The task: Copy out all lines of the material below in which "name" occurs.

Entries provided:
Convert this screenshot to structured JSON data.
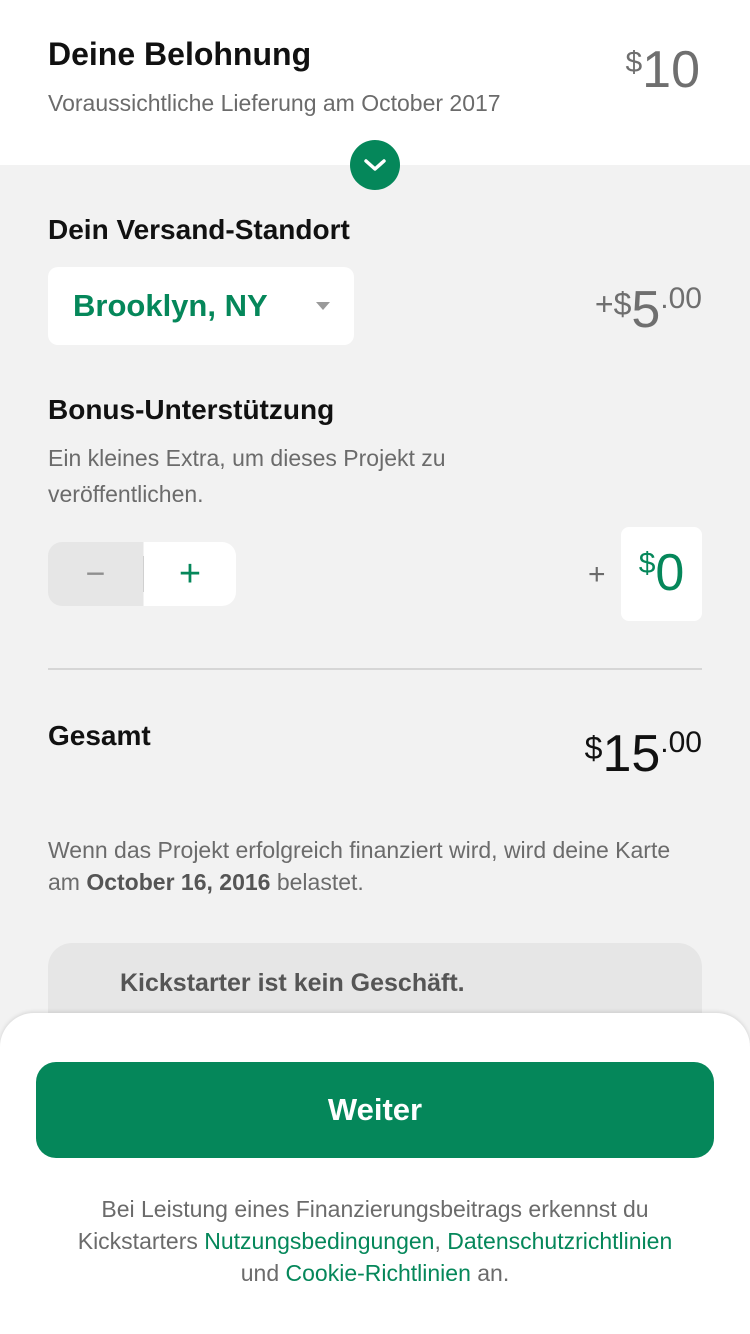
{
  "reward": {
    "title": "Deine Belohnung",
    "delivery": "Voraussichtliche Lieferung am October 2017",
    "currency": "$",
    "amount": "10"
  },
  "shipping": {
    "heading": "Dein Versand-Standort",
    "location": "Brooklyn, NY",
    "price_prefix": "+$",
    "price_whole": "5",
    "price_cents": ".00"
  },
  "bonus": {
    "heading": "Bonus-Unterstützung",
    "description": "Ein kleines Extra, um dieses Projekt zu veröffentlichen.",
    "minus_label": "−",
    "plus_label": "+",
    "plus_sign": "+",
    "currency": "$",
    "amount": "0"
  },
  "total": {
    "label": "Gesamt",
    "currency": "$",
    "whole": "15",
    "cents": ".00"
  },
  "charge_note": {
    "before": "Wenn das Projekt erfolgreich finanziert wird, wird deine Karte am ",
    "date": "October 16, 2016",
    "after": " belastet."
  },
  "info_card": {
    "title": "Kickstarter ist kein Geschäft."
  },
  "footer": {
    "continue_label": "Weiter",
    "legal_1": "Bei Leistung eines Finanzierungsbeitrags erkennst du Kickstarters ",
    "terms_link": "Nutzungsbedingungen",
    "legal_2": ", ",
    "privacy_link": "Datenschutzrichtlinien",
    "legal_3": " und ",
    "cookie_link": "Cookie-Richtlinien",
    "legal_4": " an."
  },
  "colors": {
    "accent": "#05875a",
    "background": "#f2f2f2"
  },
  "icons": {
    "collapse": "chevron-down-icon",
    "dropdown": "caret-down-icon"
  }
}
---
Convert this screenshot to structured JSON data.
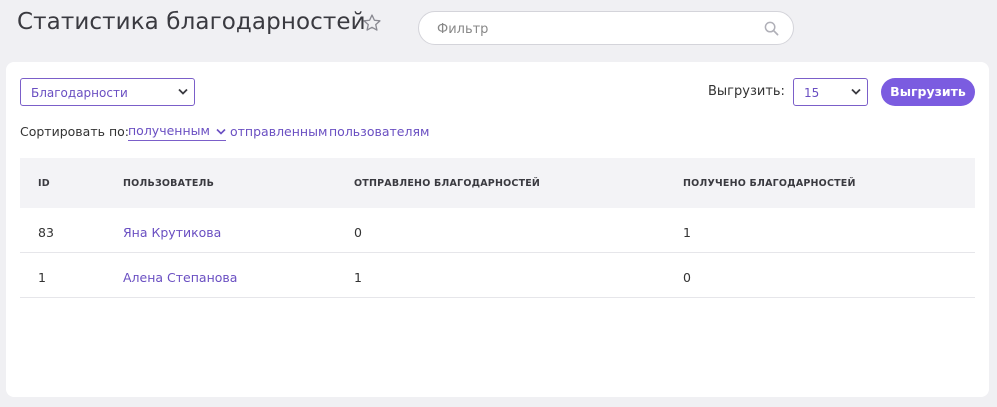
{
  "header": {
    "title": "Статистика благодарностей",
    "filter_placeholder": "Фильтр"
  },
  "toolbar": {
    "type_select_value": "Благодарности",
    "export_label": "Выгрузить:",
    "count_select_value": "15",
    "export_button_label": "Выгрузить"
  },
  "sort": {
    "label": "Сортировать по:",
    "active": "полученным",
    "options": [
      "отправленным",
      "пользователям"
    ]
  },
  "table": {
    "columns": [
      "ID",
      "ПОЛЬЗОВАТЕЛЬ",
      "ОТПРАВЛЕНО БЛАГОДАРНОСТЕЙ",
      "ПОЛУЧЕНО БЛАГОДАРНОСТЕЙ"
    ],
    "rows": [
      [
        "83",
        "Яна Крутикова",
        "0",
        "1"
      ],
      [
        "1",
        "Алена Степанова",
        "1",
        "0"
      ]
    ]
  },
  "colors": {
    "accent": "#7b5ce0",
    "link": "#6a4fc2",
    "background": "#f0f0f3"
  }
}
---
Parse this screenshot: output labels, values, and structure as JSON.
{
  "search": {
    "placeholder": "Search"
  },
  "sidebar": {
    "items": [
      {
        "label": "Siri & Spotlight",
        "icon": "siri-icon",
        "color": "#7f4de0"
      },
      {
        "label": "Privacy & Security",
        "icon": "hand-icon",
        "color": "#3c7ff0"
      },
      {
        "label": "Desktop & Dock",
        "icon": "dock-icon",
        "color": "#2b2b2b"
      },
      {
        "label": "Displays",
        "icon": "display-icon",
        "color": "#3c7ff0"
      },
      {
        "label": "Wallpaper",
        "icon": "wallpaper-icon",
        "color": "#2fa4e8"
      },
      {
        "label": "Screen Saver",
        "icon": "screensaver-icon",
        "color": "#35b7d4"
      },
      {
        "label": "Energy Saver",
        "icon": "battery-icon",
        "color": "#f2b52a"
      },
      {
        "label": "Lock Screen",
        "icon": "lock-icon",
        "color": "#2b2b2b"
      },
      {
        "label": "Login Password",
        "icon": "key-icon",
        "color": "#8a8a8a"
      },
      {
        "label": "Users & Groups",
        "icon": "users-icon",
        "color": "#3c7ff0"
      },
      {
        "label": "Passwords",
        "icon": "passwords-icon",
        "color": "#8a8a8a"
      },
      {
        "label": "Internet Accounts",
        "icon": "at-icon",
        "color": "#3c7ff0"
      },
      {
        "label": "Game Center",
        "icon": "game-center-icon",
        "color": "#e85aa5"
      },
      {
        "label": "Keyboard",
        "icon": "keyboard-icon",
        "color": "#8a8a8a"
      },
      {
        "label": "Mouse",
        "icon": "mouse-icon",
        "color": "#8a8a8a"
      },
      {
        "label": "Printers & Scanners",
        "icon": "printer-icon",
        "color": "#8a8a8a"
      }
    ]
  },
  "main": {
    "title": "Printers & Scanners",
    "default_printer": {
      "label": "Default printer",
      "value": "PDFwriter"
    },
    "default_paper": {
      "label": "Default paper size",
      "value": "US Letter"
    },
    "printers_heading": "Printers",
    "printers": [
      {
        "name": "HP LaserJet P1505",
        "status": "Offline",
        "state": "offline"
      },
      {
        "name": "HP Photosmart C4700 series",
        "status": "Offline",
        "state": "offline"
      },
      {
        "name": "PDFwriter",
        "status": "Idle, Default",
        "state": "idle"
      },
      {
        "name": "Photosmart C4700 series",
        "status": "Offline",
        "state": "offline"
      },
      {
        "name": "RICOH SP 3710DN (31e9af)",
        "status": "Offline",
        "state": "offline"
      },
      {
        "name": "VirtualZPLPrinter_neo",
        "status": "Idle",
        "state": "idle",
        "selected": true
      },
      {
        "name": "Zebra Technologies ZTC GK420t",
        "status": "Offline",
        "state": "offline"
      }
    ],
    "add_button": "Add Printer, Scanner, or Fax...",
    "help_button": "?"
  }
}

Response box:
        "name": "HP LaserJet P1505",
        "name": "HP Photosmart C4700 series",
        "name": "PDFwriter",
        "name": "Photosmart C4700 series",
        "name": "RICOH SP 3710DN (31e9af)",
        "name": "VirtualZPLPrinter_neo",
        "name": "Zebra Technologies ZTC GK420t",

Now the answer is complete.